Outside of Google it’s quite popular for running Facebook applications. It seems a good fit for Facebook apps because they have small request sizes and generally don’t involve lots of back end processing. Plus since it’s free to get started you can let your app get some traffic before you incur any costs.

Outside of FB it’s used for, well, web apps, which encompasses pretty much anything! Check out the App Gallery for some examples: http://appgallery.appspot.com.

Any thoughts on AppScale, the open-source hosting platform for appengine apps?

Yes, if they would call their product an “Open Source Platform” instead of an “Open Cloud Platform” then they’d be easier to find when you search on “Open source app engine”. Besides, WTF is an Open Cloud? Have you ever seen a closed cloud?

More seriously, thanks for bringing them up, I knew there was a reasonable App Engine clone out there but all I could find in my searches was AppDrop.com which doesn’t seem to be around anymore.

I think it’s great that AppScale is out there, and it looks like others in Google agree because we’ve apparently we’ve given them some grants. In addition to not being locked in, it could probably be a super handy debugging tool, especially if you run into a problem that’s actually on App Engine’s side of things.

I’d also love to see if they could push the envelope a bit—for example, if they added full text search, AppScale might actually be a compelling replacement for App Engine and not just a clone.

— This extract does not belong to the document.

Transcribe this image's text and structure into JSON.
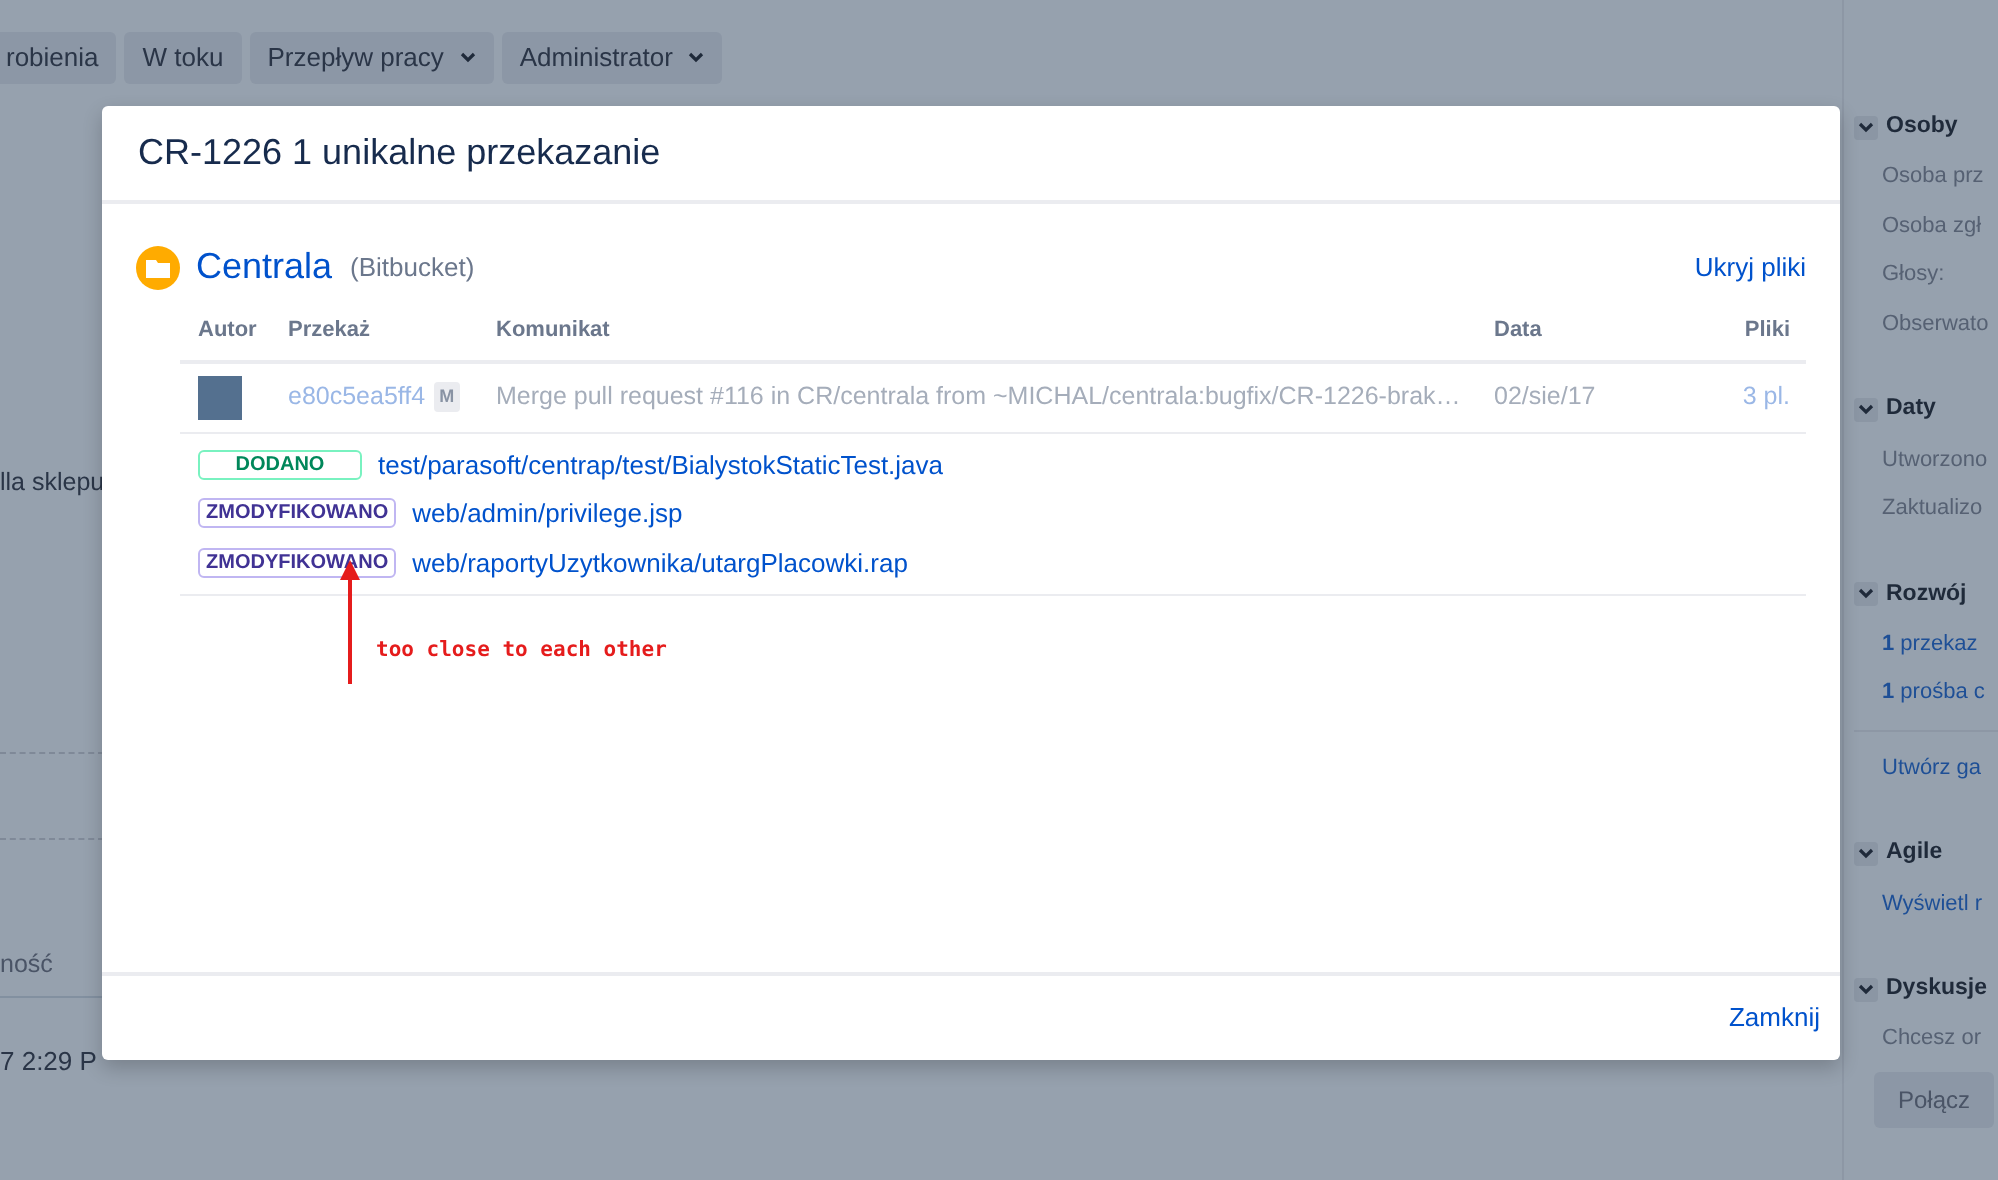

Here’s some info about App Scale: http://appscale.cs.ucsb.edu/
And here’s their page on Google code: http://code.google.com/p/appscale/

Would you hire former Microsoft developers?

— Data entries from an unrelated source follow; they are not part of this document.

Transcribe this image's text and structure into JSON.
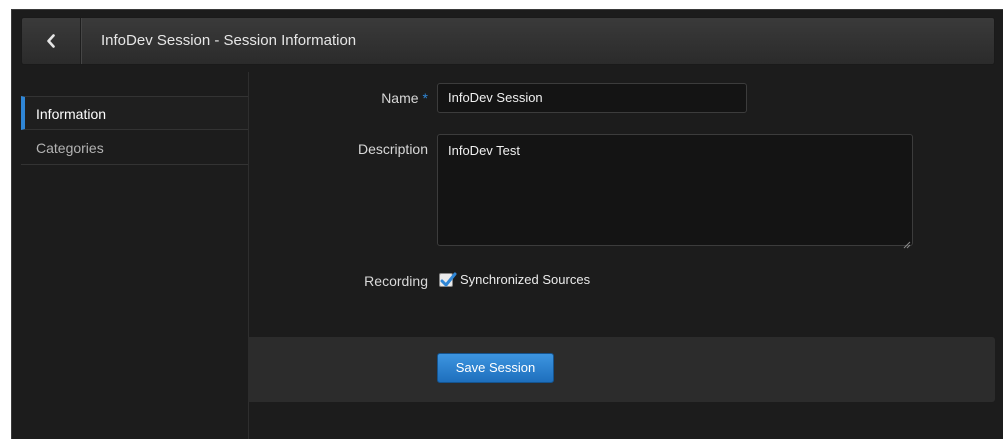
{
  "header": {
    "title": "InfoDev Session - Session Information",
    "back_icon": "chevron-left-icon"
  },
  "sidebar": {
    "items": [
      {
        "label": "Information",
        "active": true
      },
      {
        "label": "Categories",
        "active": false
      }
    ]
  },
  "form": {
    "name_label": "Name",
    "required_marker": "*",
    "name_value": "InfoDev Session",
    "description_label": "Description",
    "description_value": "InfoDev Test",
    "recording_label": "Recording",
    "recording_option_label": "Synchronized Sources",
    "recording_checked": true
  },
  "actions": {
    "save_label": "Save Session"
  },
  "colors": {
    "accent": "#2f86d6",
    "background": "#1c1c1c",
    "header": "#333333"
  }
}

Sure, in fact my manager used to work for Microsoft. You can even run Windows if you want.

Can your local dev sandbox vm be run I’m any other context than localhost? In other words, can we have the option of developing for app engine, and hosting ourselves, as with VMWare or VirtualBox?

You can specify a different host name and port when launching the local app server from the command line. However, to my knowledge the development app server is not really production grade, so if your goal is to run an app you might look in to AppScale, an open source App Engine clone that can run on EC2 or Xen.

Why haven’t I heard of this before???

Because you have a sack on your head.